Several of the GPs perform injections for a wide variety of conditions affecting joints, soft tissues and nerves. These are accessed through in house referrals following a routine appointment assessment. Note the injection is not carried out in this assessment consultation. 

Patient Information

Joint Injections

Joint injections are used to treat a number of conditions that result in painful elbows, shoulders and knee joints, amongst others. The injection acts to reduce inflammation.  This helps as the inflammation is considered to be the usual cause of pain. Joint injections involve injecting a mixture of steroid and sometimes a local anaesthetic into or around the joint.  Like all injections, it can be a little painful, but the majority of patients tell us the procedure was much better than they had anticipated.

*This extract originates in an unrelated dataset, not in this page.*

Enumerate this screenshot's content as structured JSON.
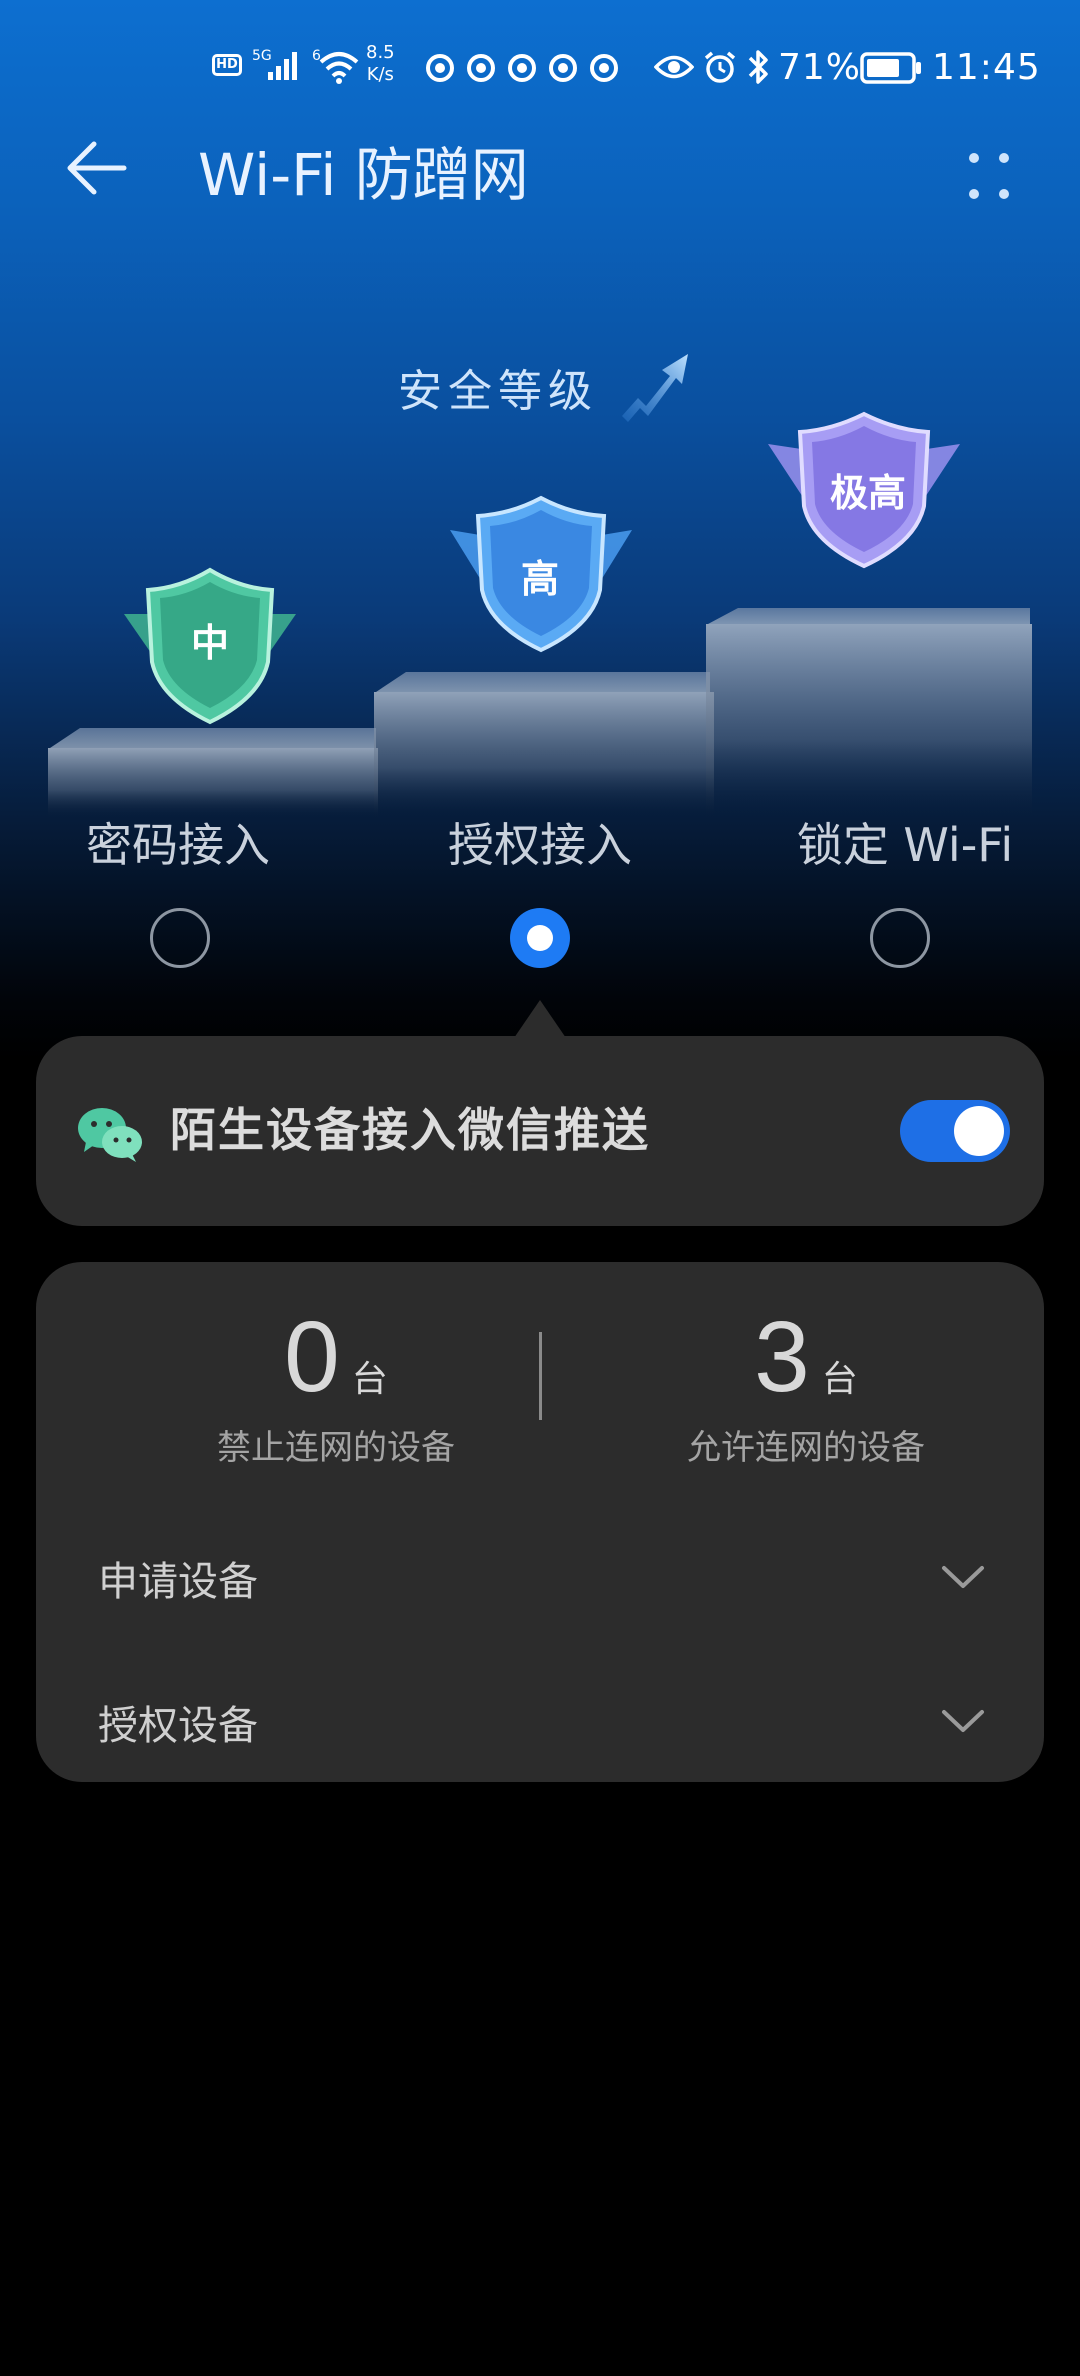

What to expect after the Injection.

First of all, you may notice a reduction of your pain lasting a few hours if local anaesthetic has been used.  However, the discomfort increases after the next 24 hours before it begins to improve.  This does not mean the treatment is not going to work but over the following six weeks you should notice a gradual reduction in your symptoms. The benefit usually lasts from a few weeks to several months.  If you have not derived any benefit by six weeks, it is unlikely you will get further relief.  Unfortunately, joint injections do not work for all patients, although most would be expected to have a very favourable outcome.

Is there anything that can go wrong after the injection (complications).

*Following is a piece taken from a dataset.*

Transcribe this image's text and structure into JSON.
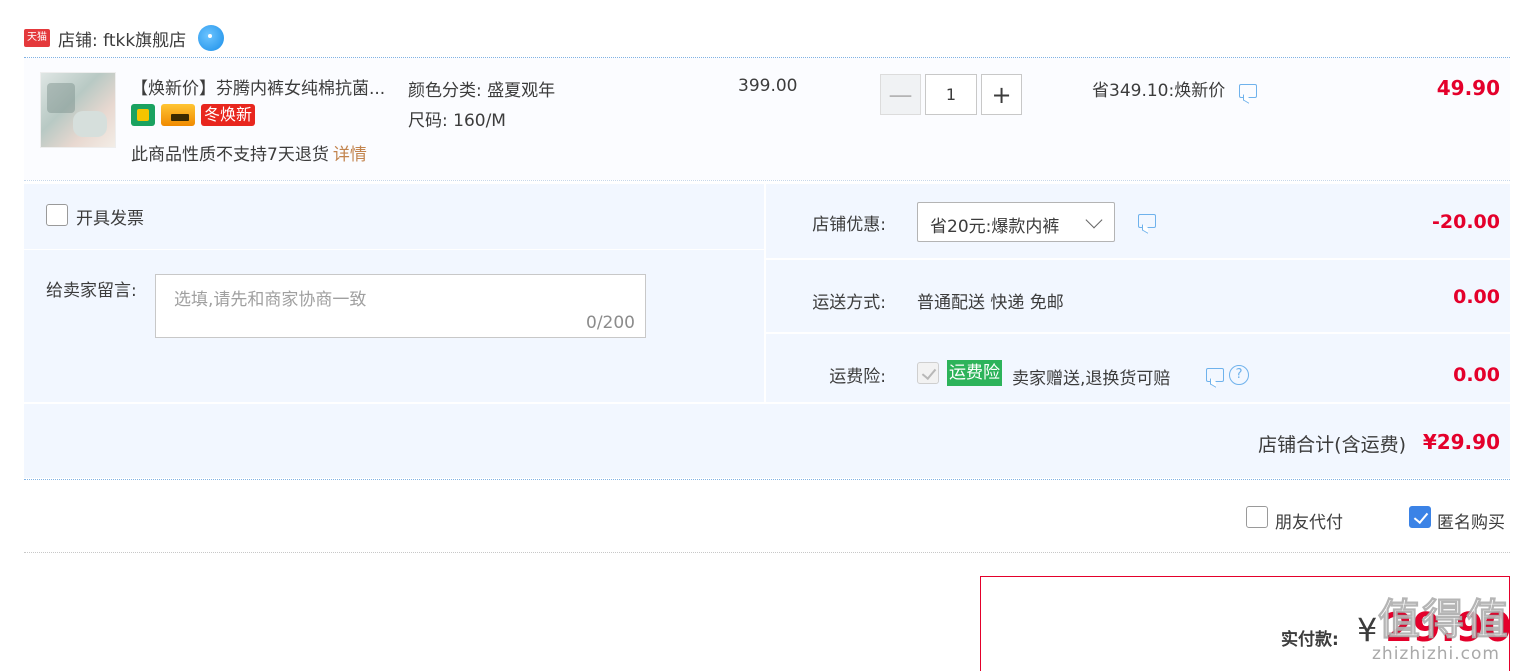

Complications are unusual, but do very occasionally happen.  Serious complications (very unlikely) include infection (which can even more rarely destroy a joint), tendon rupture (needing surgical repair), blood vessel or nerve damage. A little dimpling or thinning of the skin overlying the injection site can also occur. It also possible for some people to have an allergic reaction to the steroid, and so you will be asked to wait in the surgery after the injection.

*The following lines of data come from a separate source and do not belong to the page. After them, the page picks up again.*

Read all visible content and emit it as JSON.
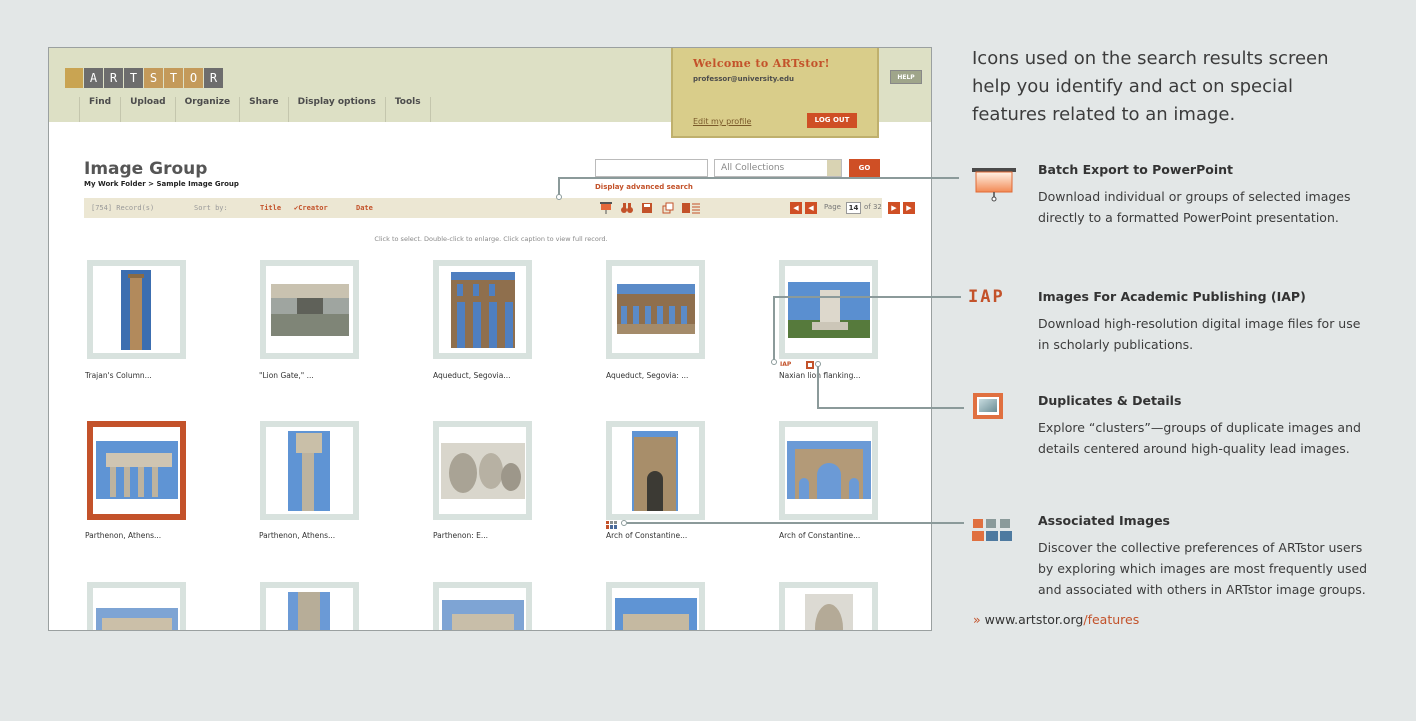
{
  "app": {
    "logo_letters": [
      "A",
      "R",
      "T",
      "S",
      "T",
      "O",
      "R"
    ],
    "nav": [
      "Find",
      "Upload",
      "Organize",
      "Share",
      "Display options",
      "Tools"
    ],
    "welcome": {
      "title": "Welcome to ARTstor!",
      "email": "professor@university.edu",
      "edit_profile": "Edit my profile",
      "logout": "LOG OUT"
    },
    "help": "HELP",
    "page_title": "Image Group",
    "breadcrumb": "My Work Folder > Sample Image Group",
    "search": {
      "value": "",
      "collection": "All Collections",
      "go": "GO",
      "advanced": "Display advanced search"
    },
    "toolbar": {
      "records": "[754] Record(s)",
      "sort_by": "Sort by:",
      "sort_title": "Title",
      "sort_creator": "✔Creator",
      "sort_date": "Date",
      "page_label": "Page",
      "page_current": "14",
      "page_total": "of 32"
    },
    "instructions": "Click to select. Double-click to enlarge. Click caption to view full record.",
    "thumbnails": [
      {
        "caption": "Trajan's Column..."
      },
      {
        "caption": "\"Lion Gate,\" ..."
      },
      {
        "caption": "Aqueduct, Segovia..."
      },
      {
        "caption": "Aqueduct, Segovia: ..."
      },
      {
        "caption": "Naxian lion flanking..."
      },
      {
        "caption": "Parthenon, Athens..."
      },
      {
        "caption": "Parthenon, Athens..."
      },
      {
        "caption": "Parthenon: E..."
      },
      {
        "caption": "Arch of Constantine..."
      },
      {
        "caption": "Arch of Constantine..."
      }
    ],
    "iap_mini": "IAP"
  },
  "panel": {
    "intro": "Icons used on the search results screen help you identify and act on special features related to an image.",
    "features": [
      {
        "icon": "powerpoint-export-icon",
        "title": "Batch Export to PowerPoint",
        "desc": "Download individual or groups of selected images directly to a formatted PowerPoint presentation."
      },
      {
        "icon": "iap-icon",
        "icon_text": "IAP",
        "title": "Images For Academic Publishing (IAP)",
        "desc": "Download high-resolution digital image files for use in scholarly publications."
      },
      {
        "icon": "duplicates-icon",
        "title": "Duplicates & Details",
        "desc": "Explore “clusters”—groups of duplicate images and details centered around high-quality lead images."
      },
      {
        "icon": "associated-images-icon",
        "title": "Associated Images",
        "desc": "Discover the collective preferences of ARTstor users by exploring which images are most frequently used and associated with others in ARTstor image groups."
      }
    ],
    "link_prefix": "»",
    "link_base": "www.artstor.org",
    "link_path": "/features"
  },
  "colors": {
    "accent": "#c3522a",
    "background": "#e3e7e7",
    "topbar": "#dde0c5"
  }
}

Although these are rare, you need to be aware of the risks and take this into consideration before embarking on this procedure.  Complications are more likely after repeated steroid injections into the same area.  We recommend limiting the number of injections into the same joint to three per year.

Should your joint become increasingly painful or hot, then contact your doctor immediately.

Do I need to rest after the injection?

Yes you should rest as much as possible for the first two days after an injection into a joint.  This is especially important if a weight bearing joint such as the knee or ankle has been injected.

Should you have any further questions, please ask the doctor.